How is squeezing more money from someone with a compromised credit score stemming from illness, divorce, unemployment, identity theft, or one of life’s other misfortunes just?
Usury and credit scores are a civil rights crisis undermining the family and human dignity. The US economy isn’t working for people. People are working for a failed economy. Sadly, ignorance, conditioning, and complacency have enabled an economic system to take on a life of its own.
Credit scores are an arbitrary number assigned to every American by corporations. They have a direct impact on the interest rate a person pays for car loans, car insurance, and credit cards. It also impacts housing and whether a person gets a job. Student loan debt also influence credit scores.
Usury and credit scores have a profound impact on millions of people, especially the poor and middle class. The lower the credit score, the higher the interest rates for either basic necessities or the means to better yourself. A recent survey by Consumer Reports, indicated credit history in some states can have a greater impact on auto insurance than a drunk driving conviction.
Research shows financial stress directly influences suicide, divorce, depression, and an overall decline in physical health. These pressures are caused or aggravated by usury and VantageScore and Fair Isaac Credit Organization (FICO), corporations using a computer generated number to determine a person’s financial risk based on information provided by credit reporting agencies.
Credit scores enable a company to prolong a revenue source by justifying high interest rates. Not surprisingly, the greater the interest rate the longer it takes to pay off a loan. In America today, as one example, an eighteen percent or higher credit card rate is legal. Some card companies even charge near eighty percent.
A potential landlord may use a credit score to deny an apartment to someone, though the applicant with sterling references from past rental companies always paid on time and left units in very good condition. According to the National Consumer Law Center, an applicant who pays to have a mandatory credit check is not entitled to see it. If the applicant is denied housing or is charged more due to a low score he or she must go directly to the credit agency to get a free copy.

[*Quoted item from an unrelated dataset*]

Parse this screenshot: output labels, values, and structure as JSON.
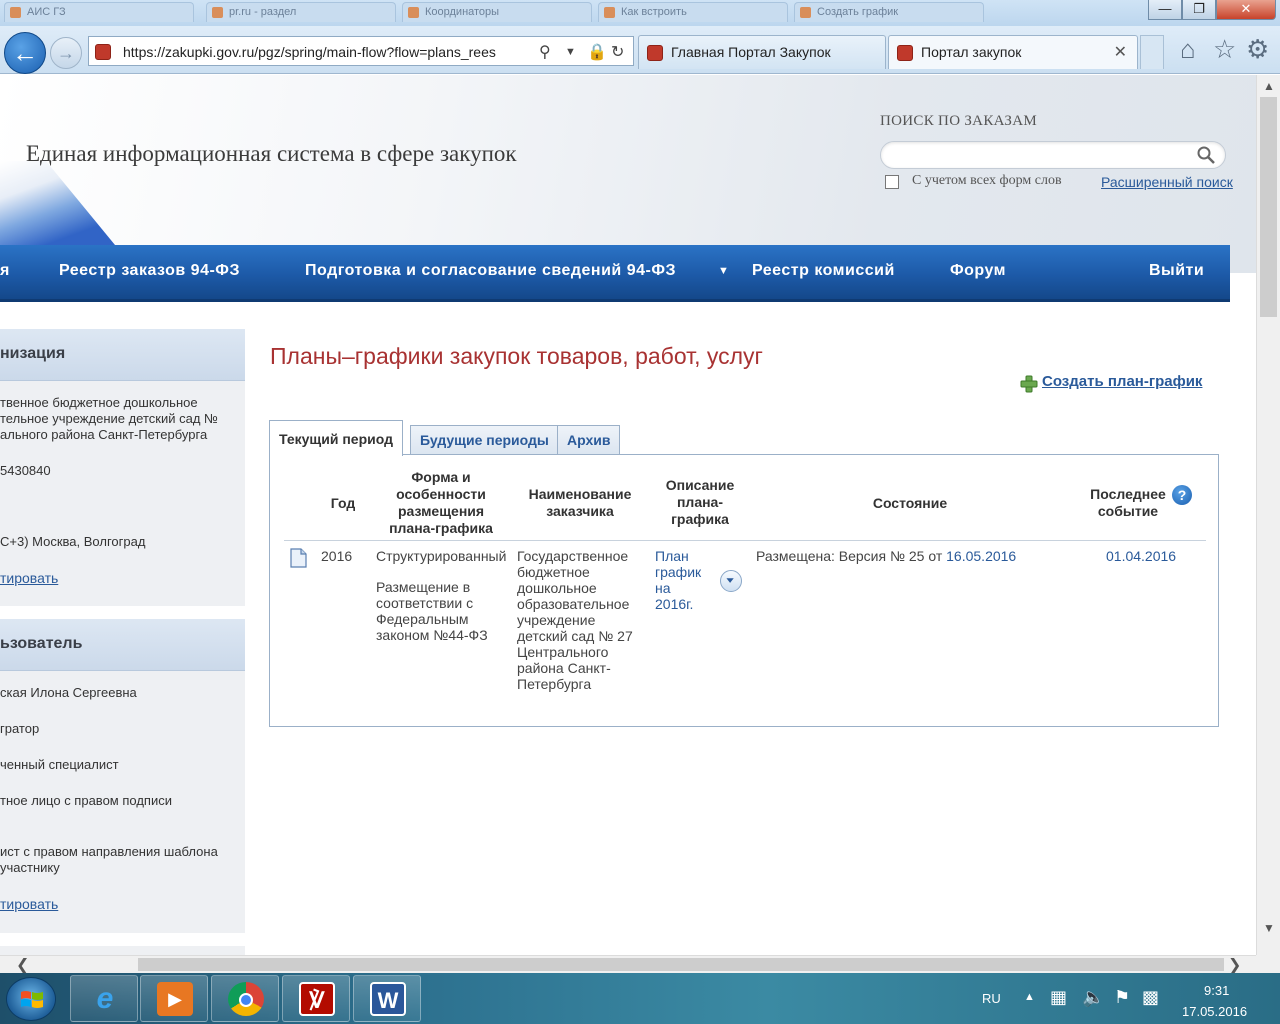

Sixty percent of prospective employers questioned, according to the Society of Human Resources Management, used credit scores. Yet studies show there is no correlation between low scores and a person’s ability, honesty, or work ethic.
For a stark contrast think about the sterling credit scores of Wall Street bankers whose unethical and unscrupulous marketing and business practices contributed to one of the worse recessions in the nation’s history. The behavior of senior executives in the financial services sector caused foreclosures and widespread unemployment. The credit scores for millions of Americans dropped.
Maintaining a good credit score is a game. Paying all your bills on time doesn’t necessarily give you a high or higher score. Nor will making timely payments to a collection agency help. Closing a credit card account can negatively impact your score. In addition, if a bank issuing a credit card fails to verify the identity of an individual who steals your name and reputation, it’s your fault and your score plummets.
On the campaign trail, Sanders would do well to talk about better regulating interest rates across the board, limit the use of and how credit scores are calculated (assuming they should be used at all), and better educate ordinary people that they must speak up about how they are financially victimized and not feel shame about it.
Usury and credit scores should be part of the people’s revolution Sanders is trying to fuel. He also should consider talking about why banks who fail to verify a person’s identity should ultimately be responsible for identity theft, not the victim.
Paul P. Jesep is a lawyer, policy analyst, and author of several books including “Credit Card Usury and the Christian Failure to Stop It”.